Earnings, excluding certain items, totaled $670 million, or $3.42 per share, up 77 percent from $379 million, or $2.39 per share, a year earlier. Revenue jumped 61 percent to $2.49 billion.
And with markets on an upswing, the $3.6 trillion behemoth created when Chief Executive Laurence Fink bought Barclays Plc's
People can see that they've been able to execute and integrate all these platforms now, said Elizabeth Bramwell, manager of the Sentinel Growth Leaders fund, which owns BlackRock shares. They have the ability to offer a diversity of products and geographic diversity that's just unparalleled.
Anticipating improving results, the shares of New York-based BlackRock have gained 16 percent over the past three months, closing at $193.58 on the New York Stock Exchange on Monday. The biggest upsurge followed Fink's comments at a conference last month that fourth-quarter profits would be very strong.
Still, the stock price remains well below $226.74, its close on December 1, 2009, when the deal for Barclays Global Investors was completed.

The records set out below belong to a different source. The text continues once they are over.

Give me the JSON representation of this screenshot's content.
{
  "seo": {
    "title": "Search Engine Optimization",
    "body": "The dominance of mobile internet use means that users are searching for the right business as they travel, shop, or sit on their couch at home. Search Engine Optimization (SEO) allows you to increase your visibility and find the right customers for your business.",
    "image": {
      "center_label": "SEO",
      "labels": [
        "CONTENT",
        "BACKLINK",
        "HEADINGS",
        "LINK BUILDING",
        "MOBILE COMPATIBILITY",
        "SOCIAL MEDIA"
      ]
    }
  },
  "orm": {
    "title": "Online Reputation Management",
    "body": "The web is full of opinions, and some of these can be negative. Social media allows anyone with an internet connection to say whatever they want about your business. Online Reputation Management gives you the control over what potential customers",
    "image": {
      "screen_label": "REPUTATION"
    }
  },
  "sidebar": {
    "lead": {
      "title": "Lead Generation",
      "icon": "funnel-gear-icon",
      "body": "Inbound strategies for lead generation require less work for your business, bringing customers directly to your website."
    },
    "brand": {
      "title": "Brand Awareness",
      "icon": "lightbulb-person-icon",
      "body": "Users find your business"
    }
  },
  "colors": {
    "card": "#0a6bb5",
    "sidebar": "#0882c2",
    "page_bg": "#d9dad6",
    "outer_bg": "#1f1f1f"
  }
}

Contrasted with BlackRock's 15 percent loss since then, the Standard & Poor's 500 Index has gained 16 percent.
It has taken a while for investors to catch on to the merits of the deal. BlackRock's operating margin excluding some items has been lower than expected when the deal was in process in 2009. The margin hit 40.7 percent in the fourth quarter but for all of 2010 was 39.3 percent, less than the 40 percent or more investors expected.
Fink has said he is plowing money back into the firm and warned investors in October that margins were unlikely to reach the 40 percent level in 2011. One key spending project, to allow BlackRock's managers and customers to cross trades on a private network known as a dark pool, is expected to begin operations later this year.
The firm's indexed equities unit has also been hurt by the drop-off in securities lending since the financial crisis. And low interest rates curtailed income from the firm's short-term cash management accounts.
Some investors have also been concerned with the amount of merger-related withdrawals from the combined firm, which totaled $121 billion in 2010, according to BlackRock. Many stemmed from clients who previously had accounts with both firms before the merger and felt uncomfortable leaving the same amount with one firm.
Fink has taken to calling the withdrawals merger dis-synergies, the opposite of the usual corporate lingo extolling merger synergies.
Analysts who track BlackRock follow the firm's preferred measure of profitability, which excludes costs from merger integrations and closed-end fund launches. Costs from compensation programs related to Bank of America Corp's
Using generally accepted accounting principles, BlackRock earned $657 million, or $3.35 per share, in the fourth quarter, up from $256 million, or $1.62 per share, a year earlier.
(Reporting by Aaron Pressman; editing by John Wallace)